There is only 1 case report on apico-biaxillary bypass,1 in which a patient with aortic stenosis was operated through a median sternotomy with a plan to perform conventional aortic valve replacement. However, severe calcification of the ascending aorta was observed during the operation, and an apico-biaxillary bypass instead of AAB was performed because the anastomosis of the distal graft to the descending aorta is difficult through a median sternotomy, not because of the calcified descending aorta. Because AAB requires the distal anastomosis to the descending aorta, a patient with a calcified descending aorta is excluded due to the indication of AAB.2 Thus, apico-biaxillary bypass is a feasible option for patients with severe aortic stenosis with severe calcification of the entire aorta.
The online-only Data Supplement is available with this article at http://circ.ahajournals.org/cgi/content/full/121/24/e447/DC1.
Chiu KM, Lin TY, Chen JS, Li SJ, Chan CY, Chu SH. Left ventricle apical conduit to bilateral subclavian artery in a patient with porcelain aorta and aortic stenosis. Circulation. 2006; 113: e388–e389.

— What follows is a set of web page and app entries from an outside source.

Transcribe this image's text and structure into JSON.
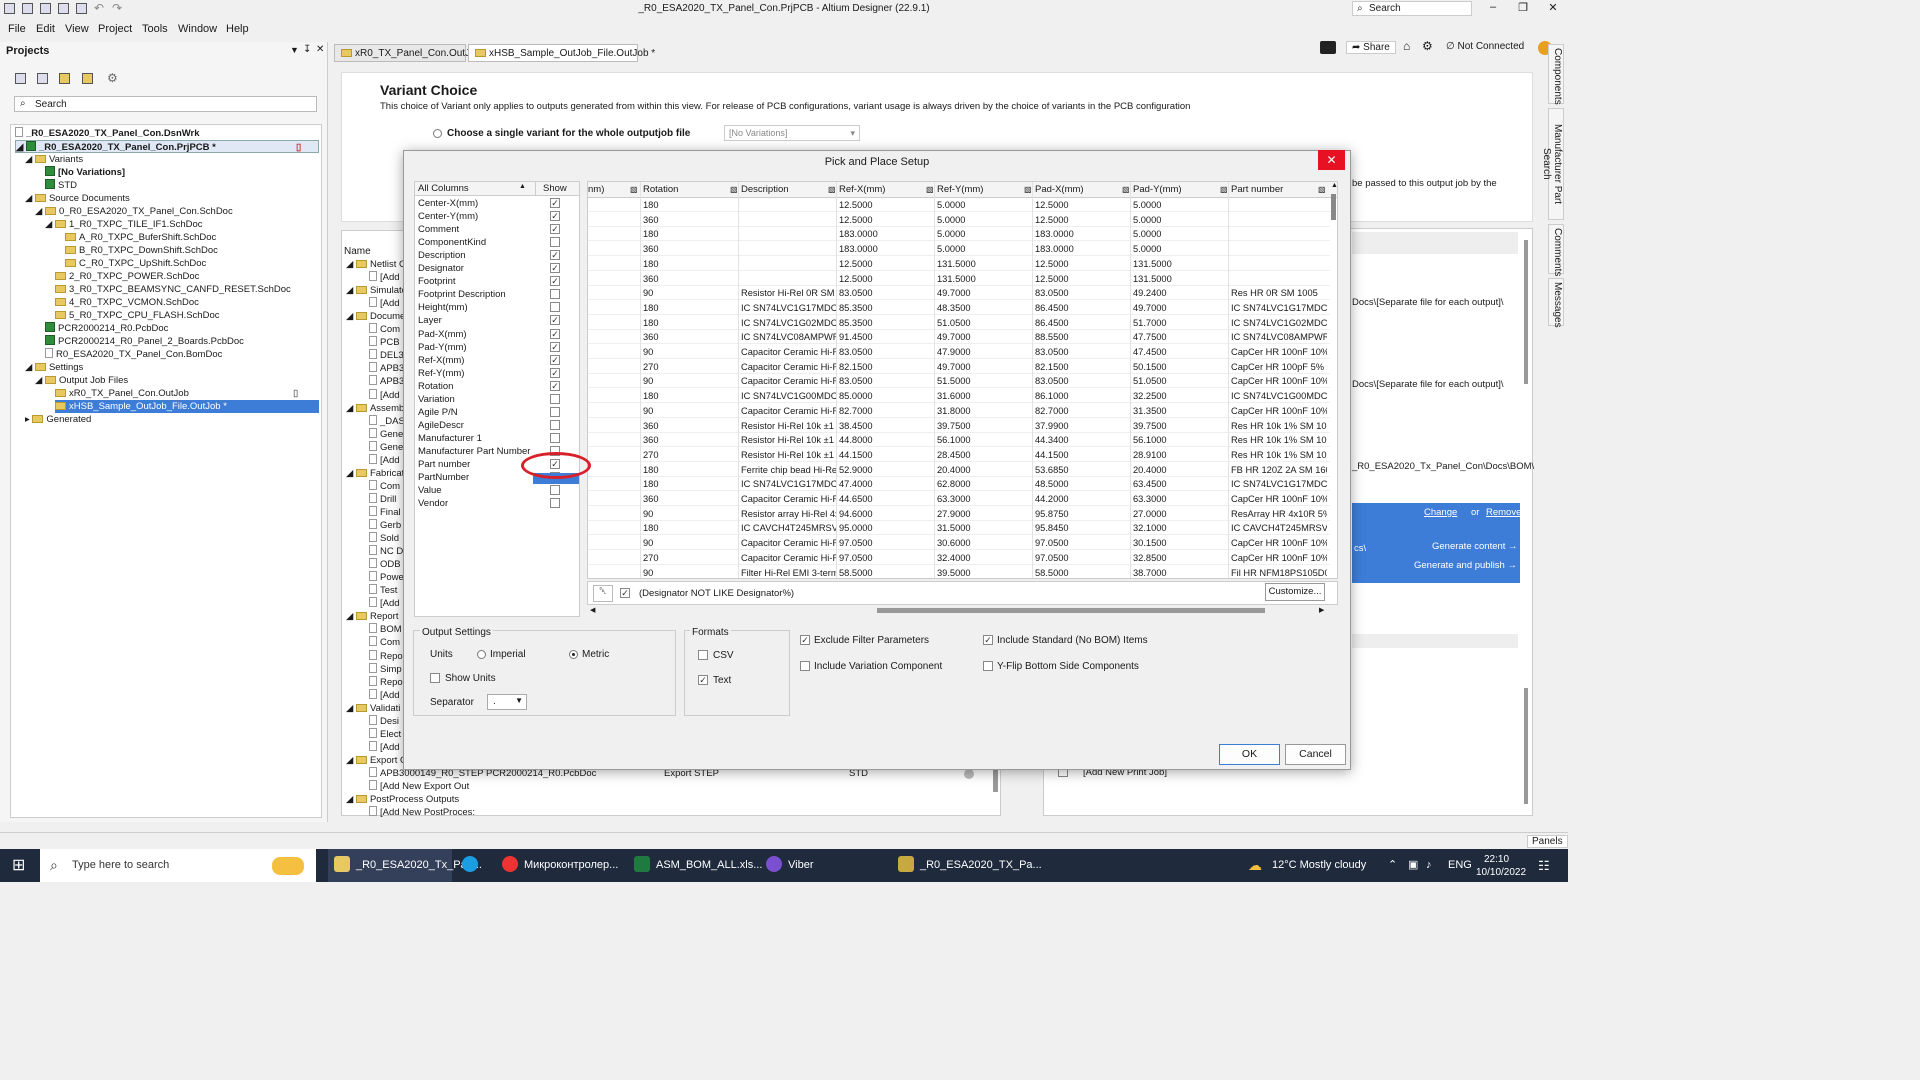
{
  "app": {
    "title": "_R0_ESA2020_TX_Panel_Con.PrjPCB - Altium Designer (22.9.1)",
    "search_placeholder": "Search",
    "menu": [
      "File",
      "Edit",
      "View",
      "Project",
      "Tools",
      "Window",
      "Help"
    ],
    "share": "Share",
    "connection": "Not Connected"
  },
  "projects": {
    "title": "Projects",
    "search_placeholder": "Search",
    "tree": [
      "_R0_ESA2020_TX_Panel_Con.DsnWrk",
      "_R0_ESA2020_TX_Panel_Con.PrjPCB *",
      "Variants",
      "[No Variations]",
      "STD",
      "Source Documents",
      "0_R0_ESA2020_TX_Panel_Con.SchDoc",
      "1_R0_TXPC_TILE_IF1.SchDoc",
      "A_R0_TXPC_BuferShift.SchDoc",
      "B_R0_TXPC_DownShift.SchDoc",
      "C_R0_TXPC_UpShift.SchDoc",
      "2_R0_TXPC_POWER.SchDoc",
      "3_R0_TXPC_BEAMSYNC_CANFD_RESET.SchDoc",
      "4_R0_TXPC_VCMON.SchDoc",
      "5_R0_TXPC_CPU_FLASH.SchDoc",
      "PCR2000214_R0.PcbDoc",
      "PCR2000214_R0_Panel_2_Boards.PcbDoc",
      "R0_ESA2020_TX_Panel_Con.BomDoc",
      "Settings",
      "Output Job Files",
      "xR0_TX_Panel_Con.OutJob",
      "xHSB_Sample_OutJob_File.OutJob *",
      "Generated"
    ]
  },
  "tabs": [
    "xR0_TX_Panel_Con.OutJob",
    "xHSB_Sample_OutJob_File.OutJob *"
  ],
  "variant": {
    "title": "Variant Choice",
    "desc": "This choice of Variant only applies to outputs generated from within this view. For release of PCB configurations, variant usage is always driven by the choice of variants in the PCB configuration",
    "option": "Choose a single variant for the whole outputjob file",
    "select": "[No Variations]",
    "passed": "be passed to this output job by the"
  },
  "mid": {
    "name_header": "Name",
    "rows": [
      "Netlist O",
      "[Add",
      "Simulato",
      "[Add",
      "Docume",
      "Com",
      "PCB I",
      "DEL3",
      "APB3",
      "APB3",
      "[Add",
      "Assemb",
      "_DAS",
      "Gene",
      "Gene",
      "[Add",
      "Fabricat",
      "Com",
      "Drill",
      "Final",
      "Gerb",
      "Sold",
      "NC D",
      "ODB",
      "Powe",
      "Test",
      "[Add",
      "Report",
      "BOM",
      "Com",
      "Repo",
      "Simp",
      "Repo",
      "[Add",
      "Validati",
      "Desi",
      "Elect",
      "[Add",
      "Export O",
      "APB3000149_R0_STEP PCR2000214_R0.PcbDoc",
      "[Add New Export Out",
      "PostProcess Outputs",
      "[Add New PostProces:"
    ],
    "export_step": "Export STEP",
    "std": "STD"
  },
  "right": {
    "docs1": "Docs\\[Separate file for each output]\\",
    "docs2": "Docs\\[Separate file for each output]\\",
    "bom_path": "_R0_ESA2020_Tx_Panel_Con\\Docs\\BOM\\",
    "change": "Change",
    "or": "or",
    "remove": "Remove",
    "cs": "cs\\",
    "gen_content": "Generate content →",
    "gen_publish": "Generate and publish →",
    "add_print": "[Add New Print Job]"
  },
  "sidetabs": [
    "Components",
    "Manufacturer Part Search",
    "Comments",
    "Messages"
  ],
  "dialog": {
    "title": "Pick and Place Setup",
    "all_columns": "All Columns",
    "show": "Show",
    "columns": [
      {
        "name": "Center-X(mm)",
        "show": true
      },
      {
        "name": "Center-Y(mm)",
        "show": true
      },
      {
        "name": "Comment",
        "show": true
      },
      {
        "name": "ComponentKind",
        "show": false
      },
      {
        "name": "Description",
        "show": true
      },
      {
        "name": "Designator",
        "show": true
      },
      {
        "name": "Footprint",
        "show": true
      },
      {
        "name": "Footprint Description",
        "show": false
      },
      {
        "name": "Height(mm)",
        "show": false
      },
      {
        "name": "Layer",
        "show": true
      },
      {
        "name": "Pad-X(mm)",
        "show": true
      },
      {
        "name": "Pad-Y(mm)",
        "show": true
      },
      {
        "name": "Ref-X(mm)",
        "show": true
      },
      {
        "name": "Ref-Y(mm)",
        "show": true
      },
      {
        "name": "Rotation",
        "show": true
      },
      {
        "name": "Variation",
        "show": false
      },
      {
        "name": "Agile P/N",
        "show": false
      },
      {
        "name": "AgileDescr",
        "show": false
      },
      {
        "name": "Manufacturer 1",
        "show": false
      },
      {
        "name": "Manufacturer Part Number",
        "show": false
      },
      {
        "name": "Part number",
        "show": true
      },
      {
        "name": "PartNumber",
        "show": false
      },
      {
        "name": "Value",
        "show": false
      },
      {
        "name": "Vendor",
        "show": false
      }
    ],
    "grid_headers": [
      "nm)",
      "Rotation",
      "Description",
      "Ref-X(mm)",
      "Ref-Y(mm)",
      "Pad-X(mm)",
      "Pad-Y(mm)",
      "Part number"
    ],
    "rows": [
      [
        "180",
        "",
        "12.5000",
        "5.0000",
        "12.5000",
        "5.0000",
        ""
      ],
      [
        "360",
        "",
        "12.5000",
        "5.0000",
        "12.5000",
        "5.0000",
        ""
      ],
      [
        "180",
        "",
        "183.0000",
        "5.0000",
        "183.0000",
        "5.0000",
        ""
      ],
      [
        "360",
        "",
        "183.0000",
        "5.0000",
        "183.0000",
        "5.0000",
        ""
      ],
      [
        "180",
        "",
        "12.5000",
        "131.5000",
        "12.5000",
        "131.5000",
        ""
      ],
      [
        "360",
        "",
        "12.5000",
        "131.5000",
        "12.5000",
        "131.5000",
        ""
      ],
      [
        "90",
        "Resistor Hi-Rel 0R SM",
        "83.0500",
        "49.7000",
        "83.0500",
        "49.2400",
        "Res HR 0R SM 1005"
      ],
      [
        "180",
        "IC SN74LVC1G17MDCK",
        "85.3500",
        "48.3500",
        "86.4500",
        "49.7000",
        "IC SN74LVC1G17MDCK"
      ],
      [
        "180",
        "IC SN74LVC1G02MDCK",
        "85.3500",
        "51.0500",
        "86.4500",
        "51.7000",
        "IC SN74LVC1G02MDCK"
      ],
      [
        "360",
        "IC SN74LVC08AMPWRE",
        "91.4500",
        "49.7000",
        "88.5500",
        "47.7500",
        "IC SN74LVC08AMPWRE"
      ],
      [
        "90",
        "Capacitor Ceramic Hi-F",
        "83.0500",
        "47.9000",
        "83.0500",
        "47.4500",
        "CapCer HR 100nF 10%"
      ],
      [
        "270",
        "Capacitor Ceramic Hi-F",
        "82.1500",
        "49.7000",
        "82.1500",
        "50.1500",
        "CapCer HR 100pF 5% 5"
      ],
      [
        "90",
        "Capacitor Ceramic Hi-F",
        "83.0500",
        "51.5000",
        "83.0500",
        "51.0500",
        "CapCer HR 100nF 10%"
      ],
      [
        "180",
        "IC SN74LVC1G00MDCK",
        "85.0000",
        "31.6000",
        "86.1000",
        "32.2500",
        "IC SN74LVC1G00MDCK"
      ],
      [
        "90",
        "Capacitor Ceramic Hi-F",
        "82.7000",
        "31.8000",
        "82.7000",
        "31.3500",
        "CapCer HR 100nF 10%"
      ],
      [
        "360",
        "Resistor Hi-Rel 10k ±1",
        "38.4500",
        "39.7500",
        "37.9900",
        "39.7500",
        "Res HR 10k 1% SM 100"
      ],
      [
        "360",
        "Resistor Hi-Rel 10k ±1",
        "44.8000",
        "56.1000",
        "44.3400",
        "56.1000",
        "Res HR 10k 1% SM 100"
      ],
      [
        "270",
        "Resistor Hi-Rel 10k ±1",
        "44.1500",
        "28.4500",
        "44.1500",
        "28.9100",
        "Res HR 10k 1% SM 100"
      ],
      [
        "180",
        "Ferrite chip bead Hi-Re",
        "52.9000",
        "20.4000",
        "53.6850",
        "20.4000",
        "FB HR 120Z 2A SM 160"
      ],
      [
        "180",
        "IC SN74LVC1G17MDCK",
        "47.4000",
        "62.8000",
        "48.5000",
        "63.4500",
        "IC SN74LVC1G17MDCK"
      ],
      [
        "360",
        "Capacitor Ceramic Hi-F",
        "44.6500",
        "63.3000",
        "44.2000",
        "63.3000",
        "CapCer HR 100nF 10%"
      ],
      [
        "90",
        "Resistor array Hi-Rel 4x",
        "94.6000",
        "27.9000",
        "95.8750",
        "27.0000",
        "ResArray HR 4x10R 5%"
      ],
      [
        "180",
        "IC CAVCH4T245MRSVR",
        "95.0000",
        "31.5000",
        "95.8450",
        "32.1000",
        "IC CAVCH4T245MRSVR"
      ],
      [
        "90",
        "Capacitor Ceramic Hi-F",
        "97.0500",
        "30.6000",
        "97.0500",
        "30.1500",
        "CapCer HR 100nF 10%"
      ],
      [
        "270",
        "Capacitor Ceramic Hi-F",
        "97.0500",
        "32.4000",
        "97.0500",
        "32.8500",
        "CapCer HR 100nF 10%"
      ],
      [
        "90",
        "Filter Hi-Rel EMI 3-term",
        "58.5000",
        "39.5000",
        "58.5000",
        "38.7000",
        "Fil HR NFM18PS105D0."
      ]
    ],
    "filter": "(Designator NOT LIKE Designator%)",
    "customize": "Customize...",
    "output_settings": "Output Settings",
    "units": "Units",
    "imperial": "Imperial",
    "metric": "Metric",
    "show_units": "Show Units",
    "separator": "Separator",
    "separator_value": ".",
    "formats": "Formats",
    "csv": "CSV",
    "text": "Text",
    "exclude_filter": "Exclude Filter Parameters",
    "include_variation": "Include Variation Component",
    "include_standard": "Include Standard (No BOM) Items",
    "yflip": "Y-Flip Bottom Side Components",
    "ok": "OK",
    "cancel": "Cancel"
  },
  "status": {
    "panels": "Panels"
  },
  "taskbar": {
    "search_placeholder": "Type here to search",
    "apps": [
      "_R0_ESA2020_Tx_Pan...",
      "Микроконтролер...",
      "ASM_BOM_ALL.xls...",
      "Viber",
      "_R0_ESA2020_TX_Pa..."
    ],
    "weather": "12°C  Mostly cloudy",
    "lang": "ENG",
    "time": "22:10",
    "date": "10/10/2022"
  }
}
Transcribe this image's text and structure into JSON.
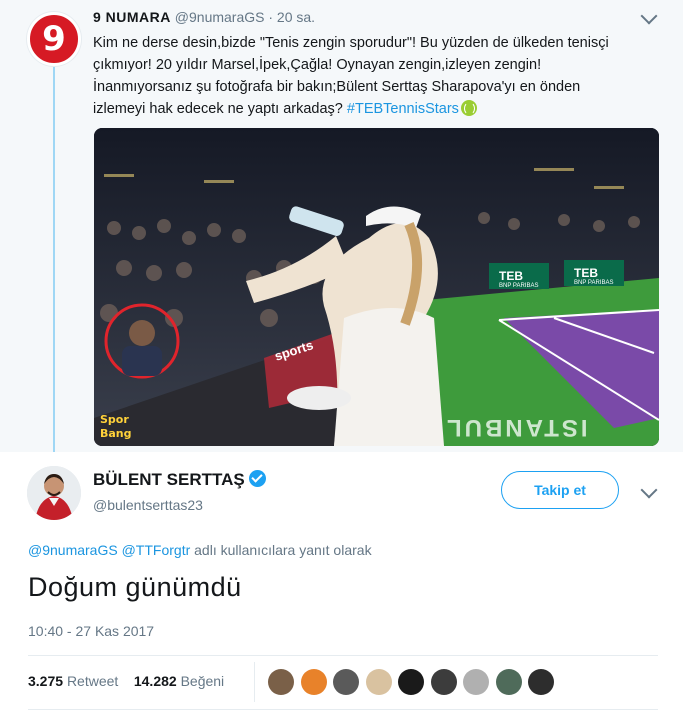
{
  "parent_tweet": {
    "avatar_text": "9",
    "display_name": "9 NUMARA",
    "handle": "@9numaraGS",
    "time": "· 20 sa.",
    "text_lines": [
      "Kim ne derse desin,bizde \"Tenis zengin sporudur\"! Bu yüzden de ülkeden tenisçi",
      "çıkmıyor! 20 yıldır Marsel,İpek,Çağla! Oynayan zengin,izleyen zengin!",
      "İnanmıyorsanız şu fotoğrafa  bir bakın;Bülent Serttaş Sharapova'yı en önden",
      "izlemeyi hak edecek ne yaptı arkadaş?"
    ],
    "hashtag": "#TEBTennisStars",
    "photo": {
      "sponsor_left": "TEB",
      "sponsor_left_sub": "BNP PARIBAS",
      "sponsor_right": "TEB",
      "sponsor_right_sub": "BNP PARIBAS",
      "court_text": "ISTANBUL",
      "broadcaster": "sports",
      "watermark_line1": "Spor",
      "watermark_line2": "Bang",
      "circle_color": "#e0242c"
    }
  },
  "tweet": {
    "display_name": "BÜLENT SERTTAŞ",
    "handle": "@bulentserttas23",
    "follow_label": "Takip et",
    "reply_to": {
      "mention1": "@9numaraGS",
      "mention2": "@TTForgtr",
      "suffix": "adlı kullanıcılara yanıt olarak"
    },
    "text": "Doğum günümdü",
    "timestamp": "10:40 - 27 Kas 2017",
    "retweets": {
      "count": "3.275",
      "label": "Retweet"
    },
    "likes": {
      "count": "14.282",
      "label": "Beğeni"
    },
    "liker_colors": [
      "#7a6048",
      "#e8822a",
      "#5a5a5a",
      "#d9c2a0",
      "#1a1a1a",
      "#3c3c3c",
      "#b0b0b0",
      "#4f6b5a",
      "#2d2d2d"
    ]
  },
  "colors": {
    "accent": "#1da1f2",
    "link": "#1b95e0",
    "muted": "#657786",
    "avatar_red": "#d61a24",
    "court_green": "#3e9b3c",
    "court_purple": "#7a4aa8"
  }
}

Gammie JS, Krowsoski LS, Brown JM, Odonkor PN, Young CA, Santos MJ, Gottdiener JS, Griffith BP. Aortic valve bypass surgery: midterm clinical outcomes in a high-risk aortic stenosis population. Circulation. 2008; 118: 1460–1466.